## Problem description
Using the data that follows, report how many lines include "chevron"; output no other text.
------ Task data
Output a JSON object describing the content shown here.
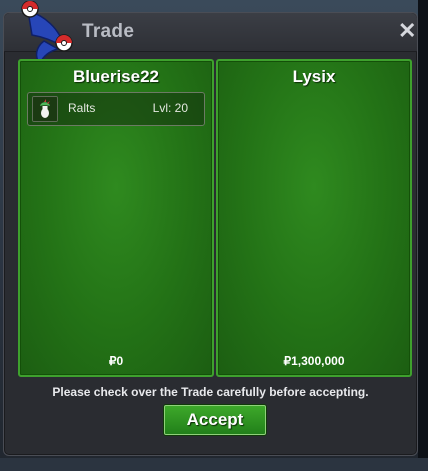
{
  "window": {
    "title": "Trade",
    "close_icon": "close-icon",
    "logo_icon": "pokeball-logo-icon"
  },
  "trade": {
    "left": {
      "player_name": "Bluerise22",
      "pokemon": [
        {
          "name": "Ralts",
          "level": "Lvl: 20",
          "icon": "ralts-sprite-icon"
        }
      ],
      "money": "₽0"
    },
    "right": {
      "player_name": "Lysix",
      "pokemon": [],
      "money": "₽1,300,000"
    }
  },
  "notice": "Please check over the Trade carefully before accepting.",
  "accept_label": "Accept",
  "colors": {
    "panel_green": "#237216",
    "panel_border": "#3ea12d",
    "window_bg": "#2a2c31",
    "accept_green": "#2e9421"
  }
}
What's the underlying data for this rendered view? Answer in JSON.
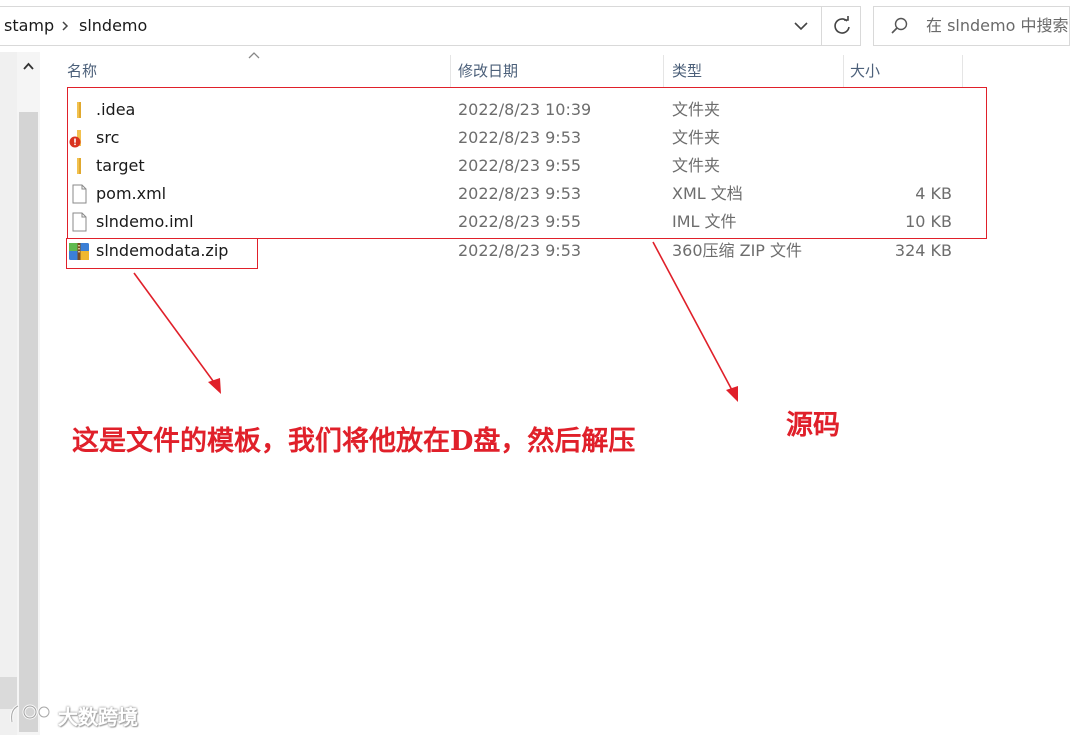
{
  "address_bar": {
    "breadcrumbs": [
      "stamp",
      "slndemo"
    ],
    "separator_icon": "chevron-right-icon",
    "dropdown_icon": "chevron-down-icon",
    "refresh_icon": "refresh-icon"
  },
  "search": {
    "placeholder": "在 slndemo 中搜索",
    "icon": "search-icon"
  },
  "columns": {
    "name": "名称",
    "date": "修改日期",
    "type": "类型",
    "size": "大小"
  },
  "files": [
    {
      "name": ".idea",
      "date": "2022/8/23 10:39",
      "type": "文件夹",
      "size": "",
      "icon": "folder-icon"
    },
    {
      "name": "src",
      "date": "2022/8/23 9:53",
      "type": "文件夹",
      "size": "",
      "icon": "folder-warning-icon"
    },
    {
      "name": "target",
      "date": "2022/8/23 9:55",
      "type": "文件夹",
      "size": "",
      "icon": "folder-icon"
    },
    {
      "name": "pom.xml",
      "date": "2022/8/23 9:53",
      "type": "XML 文档",
      "size": "4 KB",
      "icon": "file-icon"
    },
    {
      "name": "slndemo.iml",
      "date": "2022/8/23 9:55",
      "type": "IML 文件",
      "size": "10 KB",
      "icon": "file-icon"
    },
    {
      "name": "slndemodata.zip",
      "date": "2022/8/23 9:53",
      "type": "360压缩 ZIP 文件",
      "size": "324 KB",
      "icon": "zip-archive-icon"
    }
  ],
  "annotations": {
    "template_note": "这是文件的模板，我们将他放在D盘，然后解压",
    "source_note": "源码",
    "color": "#e0202a"
  },
  "watermark": {
    "text": "大数跨境"
  },
  "colors": {
    "header_text": "#4c607a",
    "folder": "#f2c14e",
    "annotation": "#e0202a"
  }
}
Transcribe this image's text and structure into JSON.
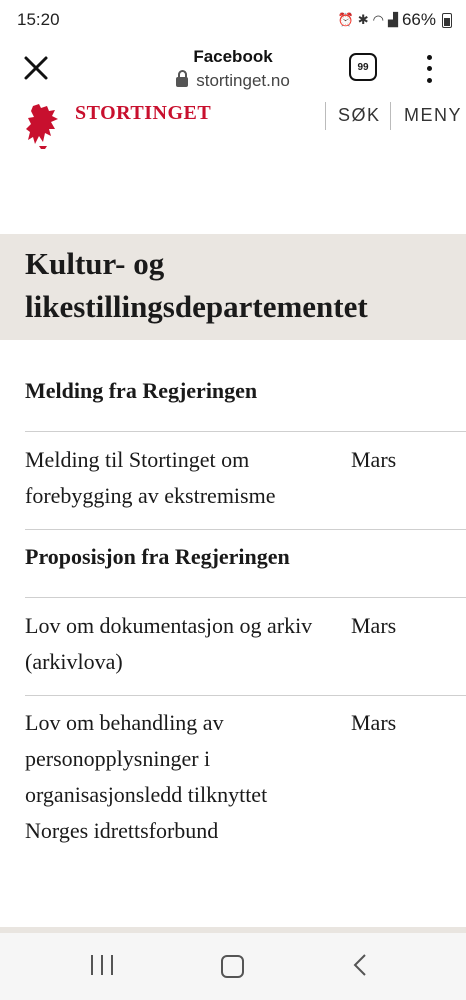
{
  "status_bar": {
    "time": "15:20",
    "battery": "66%",
    "icons": [
      "alarm-icon",
      "bluetooth-icon",
      "wifi-icon",
      "signal-icon",
      "battery-icon"
    ]
  },
  "browser": {
    "title": "Facebook",
    "url": "stortinget.no",
    "tab_count": "99"
  },
  "site": {
    "logo_text": "STORTINGET",
    "search_label": "SØK",
    "menu_label": "MENY",
    "brand_color": "#c8102e"
  },
  "department": {
    "title": "Kultur- og likestillingsdepartementet"
  },
  "sections": [
    {
      "heading": "Melding fra Regjeringen",
      "items": [
        {
          "title": "Melding til Stortinget om forebygging av ekstremisme",
          "month": "Mars"
        }
      ]
    },
    {
      "heading": "Proposisjon fra Regjeringen",
      "items": [
        {
          "title": "Lov om dokumentasjon og arkiv (arkivlova)",
          "month": "Mars"
        },
        {
          "title": "Lov om behandling av personopplysninger i organisasjonsledd tilknyttet Norges idrettsforbund",
          "month": "Mars"
        }
      ]
    }
  ]
}
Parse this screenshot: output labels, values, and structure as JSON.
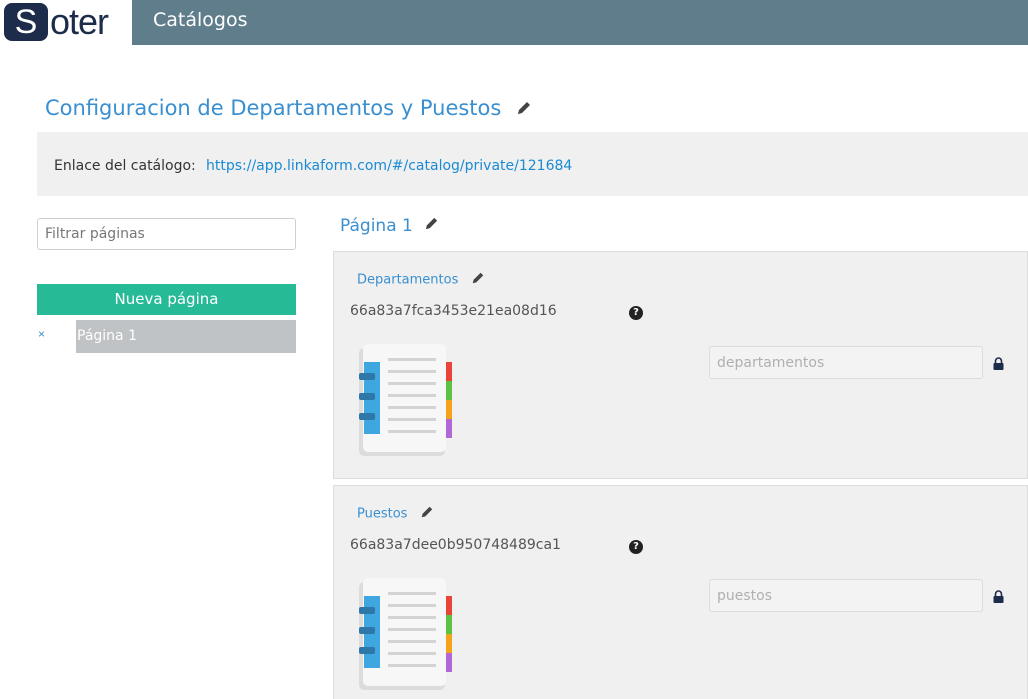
{
  "header": {
    "logo_initial": "S",
    "logo_rest": "oter",
    "nav_title": "Catálogos"
  },
  "page": {
    "title": "Configuracion de Departamentos y Puestos"
  },
  "catalog_link": {
    "label": "Enlace del catálogo:",
    "url": "https://app.linkaform.com/#/catalog/private/121684"
  },
  "sidebar": {
    "filter_placeholder": "Filtrar páginas",
    "new_page_label": "Nueva página",
    "remove_icon": "×",
    "pages": [
      {
        "label": "Página 1"
      }
    ]
  },
  "main": {
    "section_title": "Página 1",
    "cards": [
      {
        "title": "Departamentos",
        "id": "66a83a7fca3453e21ea08d16",
        "help": "?",
        "field_value": "departamentos"
      },
      {
        "title": "Puestos",
        "id": "66a83a7dee0b950748489ca1",
        "help": "?",
        "field_value": "puestos"
      }
    ]
  },
  "colors": {
    "navbar": "#607d8b",
    "accent": "#3a8fd0",
    "new_page_button": "#26bb96",
    "selected_page": "#c0c3c5"
  }
}
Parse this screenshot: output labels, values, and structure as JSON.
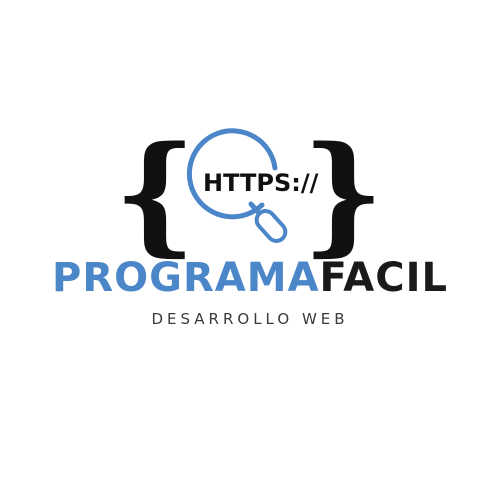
{
  "logo": {
    "url_text": "HTTPS://",
    "brace_left": "{",
    "brace_right": "}",
    "wordmark_part1": "PROGRAMA",
    "wordmark_part2": "FACIL",
    "tagline": "DESARROLLO WEB"
  },
  "colors": {
    "blue": "#4a86c8",
    "dark": "#1a1a1a",
    "tagline": "#3a3a3a"
  }
}
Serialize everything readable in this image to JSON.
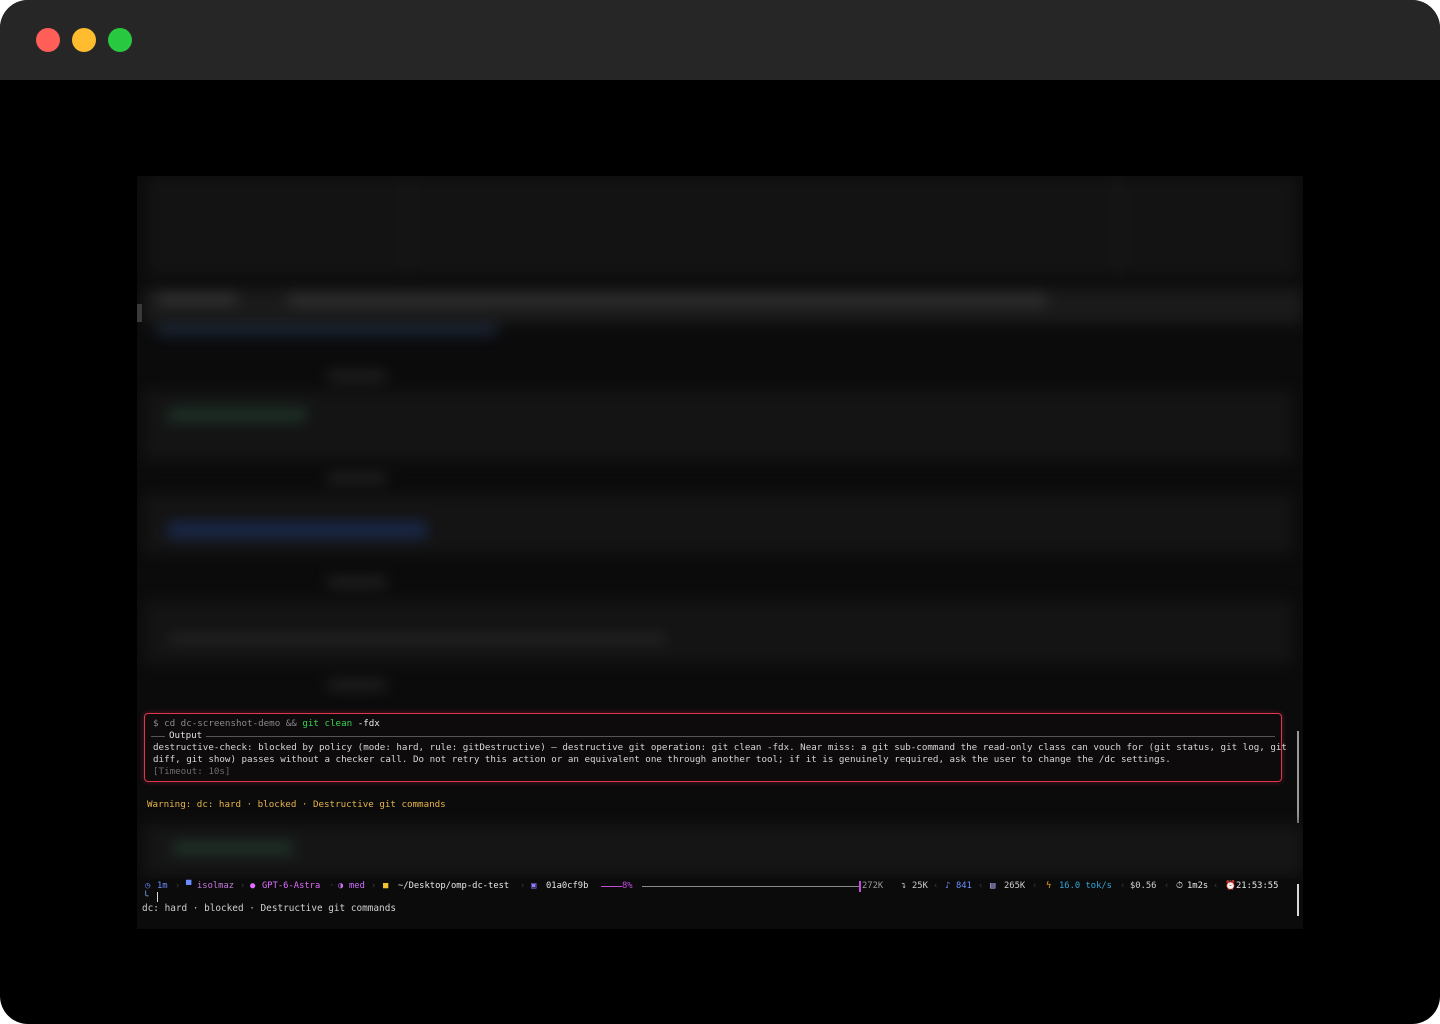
{
  "window": {
    "controls": {
      "close_color": "#ff5f57",
      "minimize_color": "#febc2e",
      "zoom_color": "#28c840"
    }
  },
  "tool_call": {
    "command_prefix": "$ cd dc-screenshot-demo && ",
    "command_git": "git clean",
    "command_flag": " -fdx",
    "output_label": "Output",
    "message_line_1": "destructive-check: blocked by policy (mode: hard, rule: gitDestructive) — destructive git operation: git clean -fdx. Near miss: a git sub-command the read-only class can vouch for (git status, git log, git",
    "message_line_2": "diff, git show) passes without a checker call. Do not retry this action or an equivalent one through another tool; if it is genuinely required, ask the user to change the /dc settings.",
    "timeout": "[Timeout: 10s]",
    "border_color": "#e0354d"
  },
  "warning": {
    "text": "Warning: dc: hard · blocked · Destructive git commands"
  },
  "status_bar": {
    "session": "1m",
    "user": "isolmaz",
    "model": "GPT-6-Astra",
    "effort": "med",
    "path": "~/Desktop/omp-dc-test",
    "commit": "01a0cf9b",
    "context_percent": "8%",
    "context_fraction": 0.08,
    "context_tokens": "272K",
    "input_tokens": "25K",
    "output_tokens": "841",
    "cache_tokens": "265K",
    "speed": "16.0 tok/s",
    "cost": "$0.56",
    "elapsed": "1m2s",
    "clock": "21:53:55",
    "colors": {
      "user": "#c678dd",
      "model": "#e06cff",
      "effort": "#d070ff",
      "path": "#e8e8e8",
      "commit": "#e8e8e8",
      "tokens": "#cfcfcf",
      "speed": "#2fa9d9"
    },
    "icons": {
      "session": "clock-icon",
      "user": "monitor-icon",
      "model": "dot-icon",
      "effort": "gauge-icon",
      "path": "folder-icon",
      "commit": "commit-icon",
      "input": "arrow-in-icon",
      "output": "arrow-out-icon",
      "cache": "save-icon",
      "speed": "bolt-icon",
      "elapsed": "stopwatch-icon",
      "clock": "alarm-icon"
    }
  },
  "footer": {
    "text": "dc: hard · blocked · Destructive git commands"
  }
}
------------
## Response to this exercise
2